--- START ---

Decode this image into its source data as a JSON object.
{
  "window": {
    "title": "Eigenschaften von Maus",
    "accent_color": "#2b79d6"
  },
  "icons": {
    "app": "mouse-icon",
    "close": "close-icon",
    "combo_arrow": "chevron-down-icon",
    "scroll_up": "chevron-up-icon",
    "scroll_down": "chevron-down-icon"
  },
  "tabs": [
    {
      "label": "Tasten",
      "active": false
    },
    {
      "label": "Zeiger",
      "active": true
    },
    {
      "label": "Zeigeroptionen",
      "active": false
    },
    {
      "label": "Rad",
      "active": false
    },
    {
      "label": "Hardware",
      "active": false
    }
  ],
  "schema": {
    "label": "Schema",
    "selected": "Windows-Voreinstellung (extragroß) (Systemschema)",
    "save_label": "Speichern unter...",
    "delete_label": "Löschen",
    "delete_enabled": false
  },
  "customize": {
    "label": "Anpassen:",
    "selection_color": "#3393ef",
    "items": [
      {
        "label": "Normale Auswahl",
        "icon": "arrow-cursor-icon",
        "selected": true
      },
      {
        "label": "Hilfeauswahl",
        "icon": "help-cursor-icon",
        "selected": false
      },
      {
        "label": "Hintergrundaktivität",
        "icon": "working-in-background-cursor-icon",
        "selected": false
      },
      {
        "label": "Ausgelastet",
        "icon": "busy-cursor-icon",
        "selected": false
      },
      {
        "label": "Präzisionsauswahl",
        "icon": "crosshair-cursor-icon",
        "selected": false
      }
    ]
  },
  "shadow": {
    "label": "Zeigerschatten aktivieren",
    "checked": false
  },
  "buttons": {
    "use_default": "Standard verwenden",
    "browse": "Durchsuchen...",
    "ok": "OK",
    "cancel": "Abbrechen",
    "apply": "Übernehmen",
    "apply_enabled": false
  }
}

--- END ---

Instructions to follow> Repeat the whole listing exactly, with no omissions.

Answer for the task>
Decode this image into its source data as a JSON object.
{
  "window": {
    "title": "Eigenschaften von Maus",
    "accent_color": "#2b79d6"
  },
  "icons": {
    "app": "mouse-icon",
    "close": "close-icon",
    "combo_arrow": "chevron-down-icon",
    "scroll_up": "chevron-up-icon",
    "scroll_down": "chevron-down-icon"
  },
  "tabs": [
    {
      "label": "Tasten",
      "active": false
    },
    {
      "label": "Zeiger",
      "active": true
    },
    {
      "label": "Zeigeroptionen",
      "active": false
    },
    {
      "label": "Rad",
      "active": false
    },
    {
      "label": "Hardware",
      "active": false
    }
  ],
  "schema": {
    "label": "Schema",
    "selected": "Windows-Voreinstellung (extragroß) (Systemschema)",
    "save_label": "Speichern unter...",
    "delete_label": "Löschen",
    "delete_enabled": false
  },
  "customize": {
    "label": "Anpassen:",
    "selection_color": "#3393ef",
    "items": [
      {
        "label": "Normale Auswahl",
        "icon": "arrow-cursor-icon",
        "selected": true
      },
      {
        "label": "Hilfeauswahl",
        "icon": "help-cursor-icon",
        "selected": false
      },
      {
        "label": "Hintergrundaktivität",
        "icon": "working-in-background-cursor-icon",
        "selected": false
      },
      {
        "label": "Ausgelastet",
        "icon": "busy-cursor-icon",
        "selected": false
      },
      {
        "label": "Präzisionsauswahl",
        "icon": "crosshair-cursor-icon",
        "selected": false
      }
    ]
  },
  "shadow": {
    "label": "Zeigerschatten aktivieren",
    "checked": false
  },
  "buttons": {
    "use_default": "Standard verwenden",
    "browse": "Durchsuchen...",
    "ok": "OK",
    "cancel": "Abbrechen",
    "apply": "Übernehmen",
    "apply_enabled": false
  }
}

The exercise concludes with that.